Someone stole my credit card data and bought thousands of dollars of flights with Virgin America. I have the transation date/amounts, and my credit card number. How might I convince the airline to provide me data about the flights purchased with my cards? I have tried contacting them, but they have strict policies about sharing data even though I was the one who paid for the tickets.

(of course I reported this, but I'd like to find out who did it or where they went)

  • If you reported this to the police, they will certainly check these data, as they have the authority to do so. Even if the airline gave you the name, what could you do? For that matter, what would you do?
    – A. Darwin
    Mar 31 '16 at 20:20
  • I've noticed the Sabre record locator and passenger information on my credit card line item even for flights on other airlines - but it is an airline mileage card so maybe the card processor put in more IT effort.
    – user662852
    Mar 31 '16 at 20:46
  • (And a shocking amount of detail in each transaction on my new corporate Amex card)
    – user662852
    Mar 31 '16 at 20:47
  • 1
    @user662852 Your credit card covers fraudulent purchases, so it's their problem, not yours. All you have to do is report it properly to your credit card company and they'll do whatever they think they need to do. You were not stolen from; the credit card company was. Be careful about claiming that you "paid for the tickets". You didn't pay for the tickets. Your credit card was used fraudulently to pay for the tickets.
    – user3851
    Apr 1 '16 at 19:22

You could ask the airline to comply with Section 609 of the Fair and Accurate Credit Transaction Act:

For the purpose of documenting fraudulent transactions resulting from identity theft, not later than 30 days after the date of receipt of a request from a victim in accordance with paragraph (3), and subject to verification of the identity of the victim and the claim of identity theft in accordance with paragraph (2), a business entity that has provided credit to, provided for consideration products, goods, or services to, accepted payment from, or otherwise entered into a commercial transaction for consideration with, a person who has allegedly made unauthorized use of the means of identification of the victim, shall provide a copy of application and business transaction records in the control of the business entity, whether maintained by the business entity or by another person on behalf of the business entity, evidencing any transaction alleged to be a result of identity theft to -
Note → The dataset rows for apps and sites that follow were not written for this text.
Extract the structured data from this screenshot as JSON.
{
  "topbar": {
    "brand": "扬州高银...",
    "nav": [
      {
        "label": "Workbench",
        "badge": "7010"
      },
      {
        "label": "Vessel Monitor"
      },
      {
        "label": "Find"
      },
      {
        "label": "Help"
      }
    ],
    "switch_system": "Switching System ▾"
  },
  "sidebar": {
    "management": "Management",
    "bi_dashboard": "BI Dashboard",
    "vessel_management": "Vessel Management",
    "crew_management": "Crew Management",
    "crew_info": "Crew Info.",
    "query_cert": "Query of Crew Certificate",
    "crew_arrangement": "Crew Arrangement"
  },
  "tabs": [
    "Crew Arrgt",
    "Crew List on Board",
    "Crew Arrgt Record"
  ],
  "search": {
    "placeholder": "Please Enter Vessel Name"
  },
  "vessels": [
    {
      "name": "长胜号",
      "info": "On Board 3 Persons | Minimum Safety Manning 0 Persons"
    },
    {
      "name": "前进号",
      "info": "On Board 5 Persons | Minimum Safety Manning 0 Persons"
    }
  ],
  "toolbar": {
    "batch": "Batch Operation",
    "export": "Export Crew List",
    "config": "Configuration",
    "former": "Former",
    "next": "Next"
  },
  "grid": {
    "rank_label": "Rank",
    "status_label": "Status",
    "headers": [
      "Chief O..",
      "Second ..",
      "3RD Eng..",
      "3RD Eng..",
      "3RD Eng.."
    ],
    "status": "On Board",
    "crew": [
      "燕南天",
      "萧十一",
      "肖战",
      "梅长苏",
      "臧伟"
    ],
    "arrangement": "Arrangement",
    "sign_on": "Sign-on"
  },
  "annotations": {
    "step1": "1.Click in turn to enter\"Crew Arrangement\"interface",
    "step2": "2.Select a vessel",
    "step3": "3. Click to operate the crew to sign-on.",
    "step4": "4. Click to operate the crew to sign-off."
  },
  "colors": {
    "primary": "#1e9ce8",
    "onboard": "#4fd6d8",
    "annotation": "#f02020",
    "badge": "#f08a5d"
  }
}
"(A) the victim;

"(B) any Federal, State, or local government law enforcement agency or officer specified by the victim in such a request; or

"(C) any law enforcement agency investigating the identity theft and authorized by the victim to take receipt of records provided under this subsection.

"(2) VERIFICATION OF IDENTITY AND CLAIM. - Before a business entity provides any information under paragraph (1), unless the business entity, at its discretion, otherwise has a high degree of confidence that it knows the identity of the victim making a request under paragraph (1), the victim shall provide to the business entity -

"(A) as proof of positive identification of the victim, at the election of the business entity - "(i) the presentation of a government-issued identification card; "(ii) personally identifying information of the same type as was provided to the business entity by the unauthorized person; or "(iii) personally identifying information that the business entity typically requests from new applicants or for new transactions, at the time of the victim's request for information, including any documentation described in clauses (i) and (ii); and

"(B) as proof of a claim of identity theft, at the election of the business entity - "(i) a copy of a police report evidencing the claim of the victim of identity theft; and "(ii) a properly completed - "(I) copy of a standardized affidavit of identity theft developed and made available by the Commission; or "(II) an affidavit of fact that is acceptable to the business entity for that purpose.

"(3) PROCEDURES. - The request of a victim under paragraph (1) shall - "(A) be in writing;

"(B) be mailed to an address specified by the business entity, if any; and

"(C) if asked by the business entity, include relevant information about any transaction alleged to be a result of identity theft to facilitate compliance with this section including - "(i) if known by the victim (or if readily obtainable by the victim), the date of the application or transaction; and "(ii) if known by the victim (or if readily obtainable by the victim), any other identifying information such as an account or transaction number.

"(4) NO CHARGE TO VICTIM. - Information required to be provided under paragraph (1) shall be so provided without charge.

"(5) AUTHORITY TO DECLINE TO PROVIDE INFORMATION. - A business entity may decline to provide information under paragraph (1) if, in the exercise of good faith, the business entity determines that -

"(A) this subsection does not require disclosure of the information;

"(B) after reviewing the information provided pursuant to paragraph (2), the business entity does not have a high degree of confidence in knowing the true identity of the individual requesting the information;

"(C) the request for the information is based on a misrepresentation of fact by the individual requesting the information relevant to the request for information; or

"(D) the information requested is Internet navigational data or similar information about a person's visit to a website or online service.

  • Does that apply to non-identity-theft credit card fraud?
    – user3851
    Apr 1 '16 at 19:25

Your Answer

By clicking “Post Your Answer”, you agree to our terms of service, privacy policy and cookie policy

Not the answer you're looking for? Browse other questions tagged or ask your own question.